# Work request
The records that follow are to be reproduced exactly. Any pictures in them are left out.

# The data

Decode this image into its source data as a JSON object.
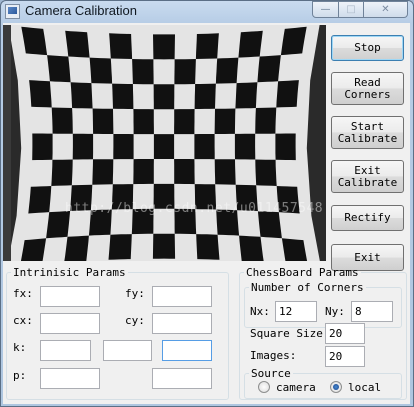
{
  "window": {
    "title": "Camera Calibration",
    "icon": "app-icon"
  },
  "caption": {
    "minimize": "—",
    "maximize": "□",
    "close": "✕"
  },
  "camera": {
    "watermark": "http://blog.csdn.net/u011457548"
  },
  "buttons": {
    "stop": "Stop",
    "read_corners": "Read\nCorners",
    "start_calibrate": "Start\nCalibrate",
    "exit_calibrate": "Exit\nCalibrate",
    "rectify": "Rectify",
    "exit": "Exit"
  },
  "intrinsic": {
    "title": "Intrinisic Params",
    "fx_label": "fx:",
    "fy_label": "fy:",
    "cx_label": "cx:",
    "cy_label": "cy:",
    "k_label": "k:",
    "p_label": "p:",
    "fx": "",
    "fy": "",
    "cx": "",
    "cy": "",
    "k1": "",
    "k2": "",
    "k3": "",
    "p1": "",
    "p2": ""
  },
  "chessboard": {
    "title": "ChessBoard Params",
    "corners_title": "Number of Corners",
    "nx_label": "Nx:",
    "nx": "12",
    "ny_label": "Ny:",
    "ny": "8",
    "square_label": "Square Size:",
    "square": "20",
    "images_label": "Images:",
    "images": "20",
    "source_title": "Source",
    "camera_label": "camera",
    "local_label": "local",
    "selected": "local"
  }
}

# Solution to the exercise
Decode this image into its source data as a JSON object.
{
  "window": {
    "title": "Camera Calibration",
    "icon": "app-icon"
  },
  "caption": {
    "minimize": "—",
    "maximize": "□",
    "close": "✕"
  },
  "camera": {
    "watermark": "http://blog.csdn.net/u011457548"
  },
  "buttons": {
    "stop": "Stop",
    "read_corners": "Read\nCorners",
    "start_calibrate": "Start\nCalibrate",
    "exit_calibrate": "Exit\nCalibrate",
    "rectify": "Rectify",
    "exit": "Exit"
  },
  "intrinsic": {
    "title": "Intrinisic Params",
    "fx_label": "fx:",
    "fy_label": "fy:",
    "cx_label": "cx:",
    "cy_label": "cy:",
    "k_label": "k:",
    "p_label": "p:",
    "fx": "",
    "fy": "",
    "cx": "",
    "cy": "",
    "k1": "",
    "k2": "",
    "k3": "",
    "p1": "",
    "p2": ""
  },
  "chessboard": {
    "title": "ChessBoard Params",
    "corners_title": "Number of Corners",
    "nx_label": "Nx:",
    "nx": "12",
    "ny_label": "Ny:",
    "ny": "8",
    "square_label": "Square Size:",
    "square": "20",
    "images_label": "Images:",
    "images": "20",
    "source_title": "Source",
    "camera_label": "camera",
    "local_label": "local",
    "selected": "local"
  }
}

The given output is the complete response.